Mathematical Diversity

Mathematical Diversity

Why study diversity?

Diversity is a ubiquitous feature of the world around us, with applications including:

  • guiding policy for biodiversity offsetting;
  • selecting the most efficacious vaccines; and
  • the prioritisation of biodiversity in conservation management.

Unfortunately, the measurement of diversity has been difficult to define in practice. Numerous measures have been developed across a wide range of fields, and applied with varying success. This is most evident when a review of literature reveals general disagreement, widespread confusion, and misinterpretation of results.
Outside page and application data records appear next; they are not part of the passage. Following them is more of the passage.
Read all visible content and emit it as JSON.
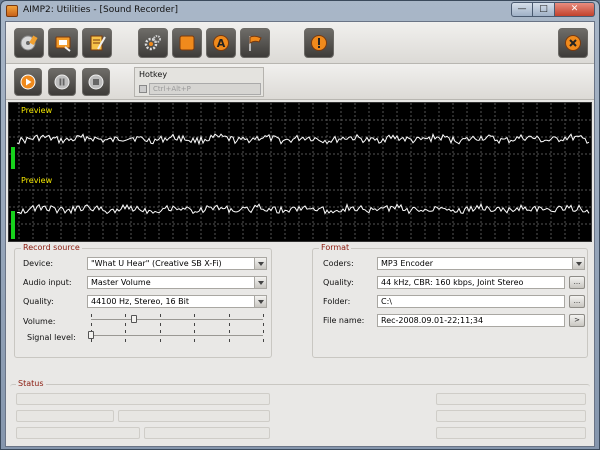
{
  "window": {
    "title": "AIMP2: Utilities - [Sound Recorder]",
    "controls": {
      "minimize": "—",
      "maximize": "□",
      "close": "✕"
    }
  },
  "toolbar": {
    "tools": [
      {
        "icon": "cd-search-icon"
      },
      {
        "icon": "tag-editor-icon"
      },
      {
        "icon": "notepad-icon"
      },
      {
        "icon": "gears-icon"
      },
      {
        "icon": "orange-square-icon"
      },
      {
        "icon": "audio-converter-icon"
      },
      {
        "icon": "flag-icon"
      },
      {
        "icon": "info-icon"
      }
    ],
    "close_icon": "close-circle-icon"
  },
  "recorder": {
    "record_icon": "record-icon",
    "pause_icon": "pause-icon",
    "stop_icon": "stop-icon",
    "hotkey": {
      "label": "Hotkey",
      "value": "Ctrl+Alt+P"
    }
  },
  "preview": {
    "top_label": "Preview",
    "bottom_label": "Preview",
    "vu_color": "#17d21c",
    "label_color": "#f4e800"
  },
  "record_source": {
    "title": "Record source",
    "device_label": "Device:",
    "device_value": "\"What U Hear\" (Creative SB X-Fi)",
    "input_label": "Audio input:",
    "input_value": "Master Volume",
    "quality_label": "Quality:",
    "quality_value": "44100 Hz, Stereo, 16 Bit",
    "volume_label": "Volume:",
    "signal_label": "Signal level:",
    "volume_level": 0.25,
    "signal_level": 0.0
  },
  "format": {
    "title": "Format",
    "coders_label": "Coders:",
    "coders_value": "MP3 Encoder",
    "quality_label": "Quality:",
    "quality_value": "44 kHz, CBR: 160 kbps, Joint Stereo",
    "quality_button": "...",
    "folder_label": "Folder:",
    "folder_value": "C:\\",
    "folder_button": "...",
    "filename_label": "File name:",
    "filename_value": "Rec-2008.09.01-22;11;34",
    "filename_button": ">"
  },
  "status": {
    "title": "Status"
  },
  "colors": {
    "group_title": "#8b1a0e",
    "accent_orange": "#f08a1c"
  }
}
It is clear that we would benefit from a unification of these measures, which is suitably robust and easily interpretable. 

What do we do?

A new framework of measures has recently been developed (Reeve, et al. in press) that considers diversity in a robust and innovative way, by 

  • partitioning the diversity of a supercommunity into it's constituent subcommunities;
  • capturing similarity between individuals; and
  • providing a framework that is invariant under shattering.

These measures are a generalisation of recently developed similarity-sensitive ecosystem diversity measures, which are in turn a generalisation of traditional ecosystem descriptors such as species richness, Simpson’s index, Shannon entropy, and Hill numbers.

The application of these measures give valuable insight into the underlying substructure of a community, exposing interesting features associated with subcommunity structure, such as:

contribution to ecosystem diversity;species redundancy, concentration;representativeness; andthe number of distinct communities present.

What next?

Our current work examines these measures across a range of applications (taxonomic, functional, genetic, phylogenetic, and so on), to provide a greater understanding of the underlying properties and utility of the measure of diversity. 


Contact: Sonia Mitchell